The making of a “Cheonin-cheonjamun” book is a folk custom that embodies parents’ whole-hearted love for their child, which led them to call on as many as a thousand acquaintances to obtain a thousand hand-written Chinese characters, wishing for their child to have a promising future. This folk custom also conveys the warm hearts of those who wrote each character to celebrate the birth of a newborn baby and prayed for the baby’s wellbeing.

Book of a Thousand Characters by a Thousand People

Book of a Thousand Characters by a Thousand People
Location of the encyclopedia

Korean Rites of Passage > 일생의례 > Chulsaenguirye

Writer LeeHaejun(李海濬)
Date of update 2019-02-13

A book of a thousand Chinese characters, each written by a different person as a prayer for the health, longevity, and well-being of a newborn baby. “Cheonin-cheonjamun” is a book produced as a result of the efforts of the grandfather or the father of a newborn baby who ask a thousand acquaintances in person to ask each of them to write a single letter from “Cheonjamun.” The book embodies the grandfather’s and father’s wishes for the wisdom of the one thousand people who wrote the characters to help the newborn baby grow into a wise soul. Most often a “Cheonin-cheonjamun” book is placed on the table set for the baby’s first birthday party. From the past, it has been believed that by doing so the wisdom of one thousand calligraphers would be passed onto the baby. In particular, the grandfather and father sought out people who had passed the state examination (gwageo) to ask for their contributions in making such a book. For this reason, “Cheonin-cheonjamun” is also called a book of a thousand characters born of begging. “Cheonin-cheonjamun” is also called “Maninmun” (Kor. 만인문, Chin. 萬人文, a book written by a great number of people) as many people contributed to it, or “Baeksumun” (Kor. 백수문, Chin. 白首文), which means a book made as prayer for a newborn baby to learn the writing system and live till the hair goes gray.

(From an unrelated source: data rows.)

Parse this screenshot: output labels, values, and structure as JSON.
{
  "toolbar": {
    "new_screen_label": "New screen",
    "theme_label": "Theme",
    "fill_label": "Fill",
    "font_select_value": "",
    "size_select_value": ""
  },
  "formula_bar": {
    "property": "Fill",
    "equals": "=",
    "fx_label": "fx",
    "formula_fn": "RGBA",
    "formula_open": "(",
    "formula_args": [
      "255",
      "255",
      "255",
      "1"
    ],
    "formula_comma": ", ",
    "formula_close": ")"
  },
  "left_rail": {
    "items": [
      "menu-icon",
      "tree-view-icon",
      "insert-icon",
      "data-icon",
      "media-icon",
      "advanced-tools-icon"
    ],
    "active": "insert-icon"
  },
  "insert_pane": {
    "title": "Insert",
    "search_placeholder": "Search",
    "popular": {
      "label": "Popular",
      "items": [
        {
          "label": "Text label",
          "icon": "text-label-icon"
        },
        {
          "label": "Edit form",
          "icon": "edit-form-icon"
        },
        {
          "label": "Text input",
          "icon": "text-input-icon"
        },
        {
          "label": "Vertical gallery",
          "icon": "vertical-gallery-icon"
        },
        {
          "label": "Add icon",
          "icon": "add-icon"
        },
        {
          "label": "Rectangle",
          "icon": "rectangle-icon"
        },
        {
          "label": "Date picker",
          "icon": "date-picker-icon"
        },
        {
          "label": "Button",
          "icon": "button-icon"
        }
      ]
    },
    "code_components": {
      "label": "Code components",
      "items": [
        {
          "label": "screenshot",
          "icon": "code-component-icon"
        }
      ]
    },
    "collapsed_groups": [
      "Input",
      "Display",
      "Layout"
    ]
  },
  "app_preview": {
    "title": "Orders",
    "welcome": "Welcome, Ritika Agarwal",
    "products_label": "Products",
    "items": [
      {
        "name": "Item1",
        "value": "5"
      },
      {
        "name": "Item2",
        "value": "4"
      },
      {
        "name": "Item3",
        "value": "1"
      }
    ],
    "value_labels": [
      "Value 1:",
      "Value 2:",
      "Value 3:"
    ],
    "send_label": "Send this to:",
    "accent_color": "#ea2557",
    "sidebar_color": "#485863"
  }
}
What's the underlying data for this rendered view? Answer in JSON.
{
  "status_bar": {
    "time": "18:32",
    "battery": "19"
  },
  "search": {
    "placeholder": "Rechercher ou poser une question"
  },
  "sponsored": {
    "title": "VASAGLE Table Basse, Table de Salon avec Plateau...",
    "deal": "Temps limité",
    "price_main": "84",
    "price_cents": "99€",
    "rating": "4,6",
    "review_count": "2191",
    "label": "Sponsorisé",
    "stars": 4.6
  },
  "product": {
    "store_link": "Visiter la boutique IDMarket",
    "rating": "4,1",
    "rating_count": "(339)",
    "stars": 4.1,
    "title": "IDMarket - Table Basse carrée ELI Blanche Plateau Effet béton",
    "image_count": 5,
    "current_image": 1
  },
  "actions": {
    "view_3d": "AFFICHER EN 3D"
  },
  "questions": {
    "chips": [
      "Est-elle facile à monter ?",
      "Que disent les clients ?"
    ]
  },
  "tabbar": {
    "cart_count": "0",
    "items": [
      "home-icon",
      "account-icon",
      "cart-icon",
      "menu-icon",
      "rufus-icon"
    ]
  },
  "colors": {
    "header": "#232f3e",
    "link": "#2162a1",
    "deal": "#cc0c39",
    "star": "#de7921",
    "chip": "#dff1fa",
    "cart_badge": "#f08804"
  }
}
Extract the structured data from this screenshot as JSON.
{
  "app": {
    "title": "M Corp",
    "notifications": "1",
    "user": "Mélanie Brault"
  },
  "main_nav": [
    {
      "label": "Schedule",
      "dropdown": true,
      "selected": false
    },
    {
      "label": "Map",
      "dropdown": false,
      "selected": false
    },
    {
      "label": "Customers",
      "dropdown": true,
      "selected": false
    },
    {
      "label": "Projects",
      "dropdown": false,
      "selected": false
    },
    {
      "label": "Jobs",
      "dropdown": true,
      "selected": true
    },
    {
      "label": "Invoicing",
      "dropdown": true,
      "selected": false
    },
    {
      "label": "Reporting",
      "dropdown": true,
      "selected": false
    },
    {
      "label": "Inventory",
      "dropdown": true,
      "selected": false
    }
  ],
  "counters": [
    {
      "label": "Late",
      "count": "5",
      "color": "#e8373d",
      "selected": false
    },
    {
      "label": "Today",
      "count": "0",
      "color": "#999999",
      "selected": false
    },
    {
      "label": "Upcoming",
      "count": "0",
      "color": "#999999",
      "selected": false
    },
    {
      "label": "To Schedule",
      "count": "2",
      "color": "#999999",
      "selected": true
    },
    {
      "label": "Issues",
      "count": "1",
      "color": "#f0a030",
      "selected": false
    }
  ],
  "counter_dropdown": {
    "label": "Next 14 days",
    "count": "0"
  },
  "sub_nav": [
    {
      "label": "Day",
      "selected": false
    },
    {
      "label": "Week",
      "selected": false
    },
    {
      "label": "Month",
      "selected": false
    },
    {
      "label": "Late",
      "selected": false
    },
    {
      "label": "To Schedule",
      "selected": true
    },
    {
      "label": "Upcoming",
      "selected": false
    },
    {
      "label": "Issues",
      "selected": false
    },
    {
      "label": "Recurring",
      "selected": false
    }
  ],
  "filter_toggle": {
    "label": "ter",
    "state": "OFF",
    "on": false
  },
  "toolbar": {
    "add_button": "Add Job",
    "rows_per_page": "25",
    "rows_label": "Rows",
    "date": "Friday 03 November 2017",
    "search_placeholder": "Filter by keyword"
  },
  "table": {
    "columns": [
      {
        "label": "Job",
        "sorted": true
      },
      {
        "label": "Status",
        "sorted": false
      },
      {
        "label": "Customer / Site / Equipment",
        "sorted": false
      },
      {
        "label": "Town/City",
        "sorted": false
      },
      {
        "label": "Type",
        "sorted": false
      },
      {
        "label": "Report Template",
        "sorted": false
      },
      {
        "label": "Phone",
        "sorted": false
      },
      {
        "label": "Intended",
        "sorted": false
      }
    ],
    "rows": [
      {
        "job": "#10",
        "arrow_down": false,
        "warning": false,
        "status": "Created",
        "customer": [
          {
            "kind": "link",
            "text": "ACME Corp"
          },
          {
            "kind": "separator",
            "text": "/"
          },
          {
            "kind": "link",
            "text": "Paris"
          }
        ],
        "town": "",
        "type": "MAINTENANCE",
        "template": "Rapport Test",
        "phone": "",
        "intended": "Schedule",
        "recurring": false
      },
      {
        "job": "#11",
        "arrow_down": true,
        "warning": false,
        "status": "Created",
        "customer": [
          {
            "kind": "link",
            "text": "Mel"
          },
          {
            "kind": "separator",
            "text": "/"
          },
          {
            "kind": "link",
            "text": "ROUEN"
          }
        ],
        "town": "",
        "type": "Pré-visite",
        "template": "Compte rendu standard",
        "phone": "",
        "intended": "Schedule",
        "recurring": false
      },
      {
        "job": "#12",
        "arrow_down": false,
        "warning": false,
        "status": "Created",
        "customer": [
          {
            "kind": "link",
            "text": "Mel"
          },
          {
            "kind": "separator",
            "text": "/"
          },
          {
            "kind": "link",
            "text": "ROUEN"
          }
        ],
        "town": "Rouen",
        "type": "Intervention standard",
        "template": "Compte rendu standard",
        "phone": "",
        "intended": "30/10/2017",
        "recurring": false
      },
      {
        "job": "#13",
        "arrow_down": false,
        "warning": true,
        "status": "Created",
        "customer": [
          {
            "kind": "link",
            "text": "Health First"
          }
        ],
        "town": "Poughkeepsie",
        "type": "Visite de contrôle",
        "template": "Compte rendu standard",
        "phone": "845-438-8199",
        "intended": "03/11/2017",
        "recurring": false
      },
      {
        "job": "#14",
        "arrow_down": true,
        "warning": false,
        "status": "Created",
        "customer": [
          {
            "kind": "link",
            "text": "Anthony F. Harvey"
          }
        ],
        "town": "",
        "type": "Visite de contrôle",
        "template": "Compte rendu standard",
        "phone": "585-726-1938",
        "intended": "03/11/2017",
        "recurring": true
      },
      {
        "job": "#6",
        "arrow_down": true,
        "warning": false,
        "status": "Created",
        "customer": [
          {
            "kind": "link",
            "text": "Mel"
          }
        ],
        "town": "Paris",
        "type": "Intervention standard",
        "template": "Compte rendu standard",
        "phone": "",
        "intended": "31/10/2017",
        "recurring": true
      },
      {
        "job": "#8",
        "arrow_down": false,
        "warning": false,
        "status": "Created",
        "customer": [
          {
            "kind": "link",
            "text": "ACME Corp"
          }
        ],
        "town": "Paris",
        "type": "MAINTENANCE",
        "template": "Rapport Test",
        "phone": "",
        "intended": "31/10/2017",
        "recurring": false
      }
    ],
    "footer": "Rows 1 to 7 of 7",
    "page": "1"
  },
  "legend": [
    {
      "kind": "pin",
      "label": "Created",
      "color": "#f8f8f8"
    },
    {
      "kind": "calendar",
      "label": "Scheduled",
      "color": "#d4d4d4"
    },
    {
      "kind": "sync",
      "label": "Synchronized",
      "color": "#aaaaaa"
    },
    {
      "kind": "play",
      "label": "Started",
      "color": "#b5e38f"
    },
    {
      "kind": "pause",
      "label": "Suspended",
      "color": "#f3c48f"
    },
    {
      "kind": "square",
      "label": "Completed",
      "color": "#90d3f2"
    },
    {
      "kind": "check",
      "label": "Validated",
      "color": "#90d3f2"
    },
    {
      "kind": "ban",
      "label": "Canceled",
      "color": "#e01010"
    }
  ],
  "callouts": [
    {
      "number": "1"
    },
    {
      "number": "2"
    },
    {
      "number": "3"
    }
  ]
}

As anyone who participated in the work was asked to leave their name on the leftmost side of the character they wrote, the principle of a single letter per person was strictly observed. Each calligrapher wrote a single character along with its meaning and left his name and signed his name (or stamped a seal). Seals came in variety of shapes. In addition, when visiting these calligraphers to ask them to write a character from “Cheonjamun, ” fish or liquor were presented as gifts. The making of a “Cheonin-cheonjamun” book is a folk custom that embodies parents’ whole-hearted love for their child, which led them to call on as many as a thousand acquaintances to obtain a thousand hand-written Chinese characters, wishing for their child to have a promising future. This folk custom also conveys the warm hearts of those who wrote each character to celebrate the birth of a newborn baby and prayed for the baby’s wellbeing.